Credit: Jesse Szewczyk

When In Doubt, Cover It In Tater Tots

For me, hotdish isn’t hotdish without tater tots, but Yeh’s recipe takes it a step further. To ensure a perfect filling-to-tot ratio (and make the dish look more fun), she has you arrange the potato puffs in concentric circles on top of the casserole. Snuggling the tots together in orderly rows was a moment of zen. Once the tots are placed, the casserole goes into the oven, where the tots get crispy on top and perfectly creamy on the underside. It’s like a hash brown topping, only better.

Credit: Jesse Szewczyk

If You Make This Hotdish, a Few Tips

Before you head into the kitchen, keep these tips in mind.

1. Make sure to use chicken thighs, not breasts. Yeh’s recipe calls for using boneless, skinless chicken thighs, not breasts. This ensures that the chicken stays moist and tender even after baking, so definitely don’t overlook this detail.

2. Feel free to use different varieties of tater tots. I’ve made this recipe with sweet potato tots and roasted garlic flavored tots and both were delicious. If there’s a tater tot variety you love, go for it!

3. Watch the salt. This recipe calls for seasoning the filling with “enough chicken broth base to make 3 cups broth.” Depending on what brand of broth base you use, you might need to adjust your seasoning. Some broth bases are very salty, while others are salt-free, so just make sure to taste the filling for seasoning before topping with the tater tots.

Chicken Pot Tot Hotdish

The combination of crispy tater tots, chicken, and veggies featured in this Midwestern casserole is the utter definition of comfort food.

Serves 6 to 8

Nutritional Info


  • 3 tablespoons

    unsalted butter

  • 1

    large onion, finely chopped

  • 3

    carrots, cut into 1/2-inch pieces

  • Kosher salt

  • 6 tablespoons


  • 3 cups

    whole milk

  • Enough chicken broth base to make 3 cups broth

  • 3/4 cup

    peas, fresh or frozen

  • 1 1/2 pounds

    boneless, skinless chicken thigh, cut into 1/2- to 3/4-inch pieces

  • 1/2 teaspoon

    dried thyme

  • Black pepper

  • 18 ounces

    frozen Tater Tots

  • Ketchup, for serving (optional)


  1. Preheat the oven to 400ºF.

  2. In a large skillet, melt the butter over medium-high heat. Add the onion and carrots and a pinch of salt and cook, stirring until soft, about 10 minutes. Stir in the flour so that it gets evenly distributed. Add 1 1/2 cups of the milk, stirring constantly until thickened. Repeat with the remaining 1 1/2 cups milk. Stir in the chicken broth, peas, chicken, thyme, and a few turns of pepper and simmer, stirring often, until the chicken is cooked through and no longer pink, 10 to 15 minutes. Taste the mixture and adjust seasonings if desired.
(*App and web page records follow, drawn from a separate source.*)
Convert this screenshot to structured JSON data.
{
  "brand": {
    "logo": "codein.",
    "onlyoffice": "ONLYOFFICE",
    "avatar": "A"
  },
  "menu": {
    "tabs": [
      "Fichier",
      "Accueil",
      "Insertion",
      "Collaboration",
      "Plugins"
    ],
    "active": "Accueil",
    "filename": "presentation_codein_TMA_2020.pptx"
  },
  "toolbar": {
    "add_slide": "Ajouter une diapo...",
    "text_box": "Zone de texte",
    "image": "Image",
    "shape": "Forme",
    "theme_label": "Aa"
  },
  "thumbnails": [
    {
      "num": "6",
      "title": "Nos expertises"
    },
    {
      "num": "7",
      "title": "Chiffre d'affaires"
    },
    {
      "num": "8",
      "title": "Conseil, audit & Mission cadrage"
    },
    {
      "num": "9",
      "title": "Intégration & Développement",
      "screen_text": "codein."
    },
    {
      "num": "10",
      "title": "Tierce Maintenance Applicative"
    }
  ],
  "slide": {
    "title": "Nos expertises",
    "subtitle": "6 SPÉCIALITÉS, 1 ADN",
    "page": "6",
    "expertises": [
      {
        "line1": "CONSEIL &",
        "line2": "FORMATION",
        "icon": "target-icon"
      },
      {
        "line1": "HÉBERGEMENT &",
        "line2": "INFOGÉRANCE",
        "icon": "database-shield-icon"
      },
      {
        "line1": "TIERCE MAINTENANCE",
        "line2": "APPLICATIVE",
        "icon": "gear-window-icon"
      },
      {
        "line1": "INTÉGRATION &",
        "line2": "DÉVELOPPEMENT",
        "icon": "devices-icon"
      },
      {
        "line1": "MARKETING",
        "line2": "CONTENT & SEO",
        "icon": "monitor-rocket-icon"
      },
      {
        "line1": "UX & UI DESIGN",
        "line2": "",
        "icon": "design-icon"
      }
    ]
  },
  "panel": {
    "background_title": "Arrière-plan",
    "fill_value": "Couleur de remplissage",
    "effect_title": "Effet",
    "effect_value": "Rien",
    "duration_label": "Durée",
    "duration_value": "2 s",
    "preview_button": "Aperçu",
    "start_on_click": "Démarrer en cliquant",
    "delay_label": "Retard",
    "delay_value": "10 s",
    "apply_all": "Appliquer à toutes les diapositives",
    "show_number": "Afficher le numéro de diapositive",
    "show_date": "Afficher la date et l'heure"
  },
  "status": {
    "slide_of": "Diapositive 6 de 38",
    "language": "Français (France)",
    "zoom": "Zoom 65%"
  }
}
  3. Transfer the mixture to an 11x8-inch baking dish (or other 3-quart ovenproof dish) and cover with Tater Tots. Arrange them snugly and neatly. Bake until the tots are golden brown. Begin checking for doneness at 30 minutes. Let cool slightly and serve with ketchup, if desired.
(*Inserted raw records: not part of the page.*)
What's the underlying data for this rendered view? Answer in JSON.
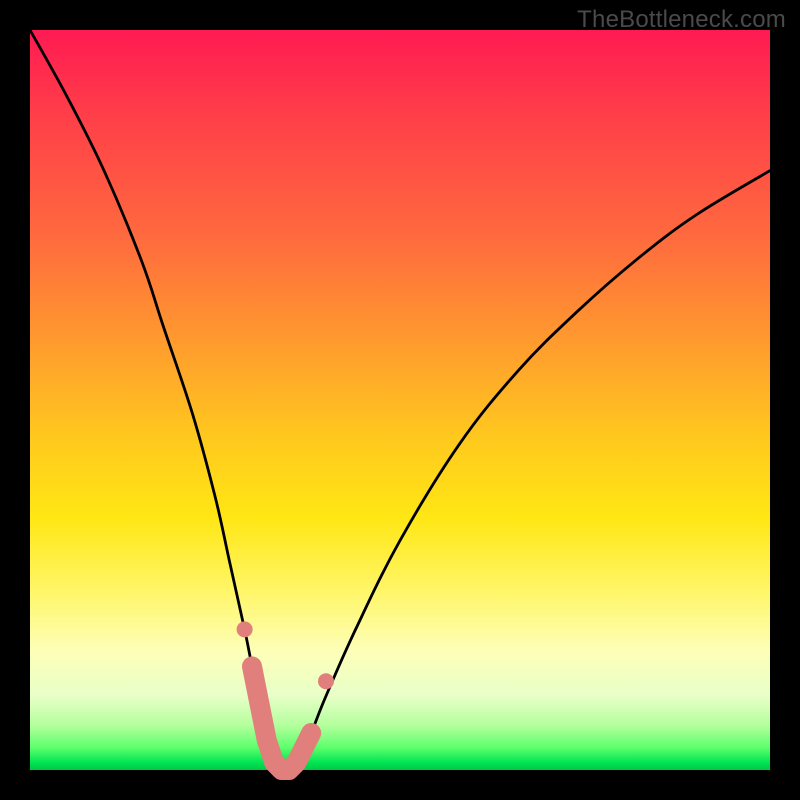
{
  "watermark": "TheBottleneck.com",
  "colors": {
    "gradient_top": "#ff1a52",
    "gradient_mid": "#ffe714",
    "gradient_bottom": "#00c846",
    "curve": "#000000",
    "marker_fill": "#e07f7c",
    "marker_stroke": "#d86f6c",
    "background": "#000000"
  },
  "chart_data": {
    "type": "line",
    "title": "",
    "xlabel": "",
    "ylabel": "",
    "xlim": [
      0,
      100
    ],
    "ylim": [
      0,
      100
    ],
    "grid": false,
    "legend": false,
    "note": "Bottleneck curve: y≈100 at edges, dips to ~0 at x≈34; implied scale (no visible ticks).",
    "series": [
      {
        "name": "bottleneck-curve",
        "x": [
          0,
          5,
          10,
          15,
          18,
          22,
          25,
          27,
          29,
          30,
          31,
          32,
          33,
          34,
          35,
          36,
          37,
          38,
          40,
          44,
          50,
          58,
          66,
          74,
          82,
          90,
          100
        ],
        "values": [
          100,
          91,
          81,
          69,
          60,
          48,
          37,
          28,
          19,
          14,
          9,
          4,
          1,
          0,
          0,
          1,
          3,
          5,
          10,
          19,
          31,
          44,
          54,
          62,
          69,
          75,
          81
        ]
      }
    ],
    "markers": {
      "name": "highlight-segment",
      "note": "Thick pink segment + dots near valley (approx x 29–38, y 0–14).",
      "points": [
        {
          "x": 29,
          "y": 19
        },
        {
          "x": 30,
          "y": 14
        },
        {
          "x": 31,
          "y": 9
        },
        {
          "x": 32,
          "y": 4
        },
        {
          "x": 33,
          "y": 1
        },
        {
          "x": 34,
          "y": 0
        },
        {
          "x": 35,
          "y": 0
        },
        {
          "x": 36,
          "y": 1
        },
        {
          "x": 37,
          "y": 3
        },
        {
          "x": 38,
          "y": 5
        },
        {
          "x": 40,
          "y": 12
        }
      ]
    }
  }
}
Recipe Notes

Recipe courtesy of MOLLY ON THE RANGE. Copyright © 2016 by Molly Yeh. Published by Rodale Books, an imprint of Penguin Random House.
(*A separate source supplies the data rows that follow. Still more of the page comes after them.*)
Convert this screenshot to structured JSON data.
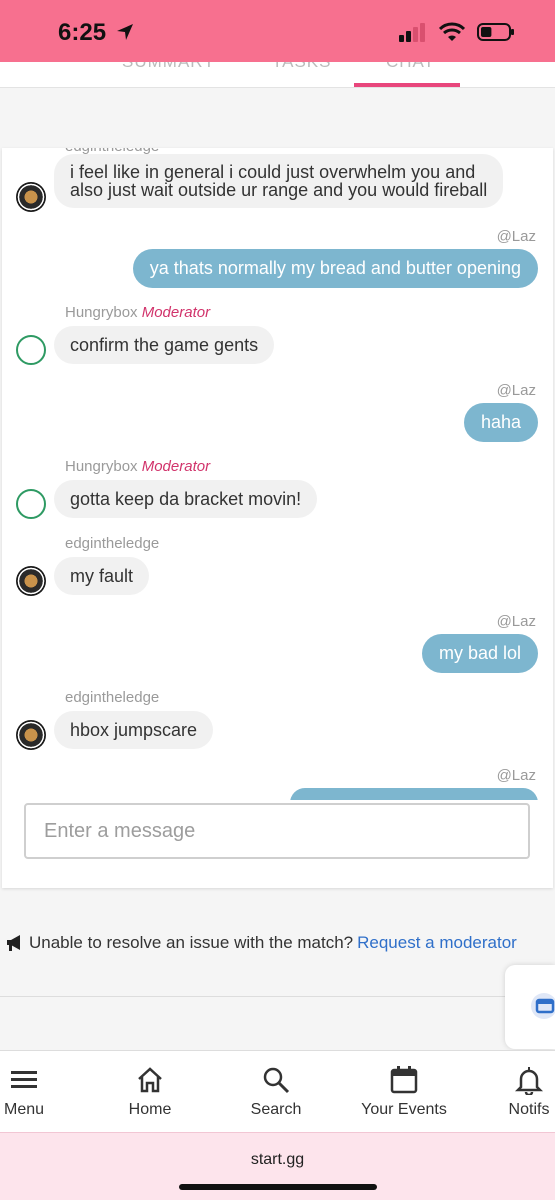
{
  "status_bar": {
    "time": "6:25",
    "battery_level": 0.4
  },
  "tabs": [
    {
      "label": "SUMMARY",
      "active": false
    },
    {
      "label": "TASKS",
      "active": false
    },
    {
      "label": "CHAT",
      "active": true
    }
  ],
  "chat": {
    "partial_top_sender": "edgintheledge",
    "messages": [
      {
        "sender": "edgintheledge",
        "text_line1": "i feel like in general i could just overwhelm you and",
        "text_line2": "also just wait outside ur range and you would fireball"
      },
      {
        "handle": "@Laz",
        "text": "ya thats normally my bread and butter opening"
      },
      {
        "sender": "Hungrybox",
        "role": "Moderator",
        "text": "confirm the game gents"
      },
      {
        "handle": "@Laz",
        "text": "haha"
      },
      {
        "sender": "Hungrybox",
        "role": "Moderator",
        "text": "gotta keep da bracket movin!"
      },
      {
        "sender": "edgintheledge",
        "text": "my fault"
      },
      {
        "handle": "@Laz",
        "text": "my bad lol"
      },
      {
        "sender": "edgintheledge",
        "text": "hbox jumpscare"
      },
      {
        "handle": "@Laz",
        "text": ""
      }
    ],
    "input_placeholder": "Enter a message"
  },
  "issue": {
    "text": "Unable to resolve an issue with the match?",
    "link": "Request a moderator"
  },
  "nav": [
    {
      "label": "Menu",
      "icon": "menu-icon"
    },
    {
      "label": "Home",
      "icon": "home-icon"
    },
    {
      "label": "Search",
      "icon": "search-icon"
    },
    {
      "label": "Your Events",
      "icon": "calendar-icon"
    },
    {
      "label": "Notifs",
      "icon": "bell-icon"
    }
  ],
  "browser": {
    "url": "start.gg"
  },
  "colors": {
    "status_bar": "#f7708f",
    "accent": "#e8467c",
    "outgoing_bubble": "#7db6cf",
    "moderator": "#d1336b",
    "link": "#2f6fc9"
  }
}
At Kitchn, our editors develop and debut brand-new recipes on the site every single week. But at home, we also have our own tried-and-true dishes that we make over and over again — because quite simply? We love them. Kitchn Love Letters is a series that shares our favorite, over-and-over recipes.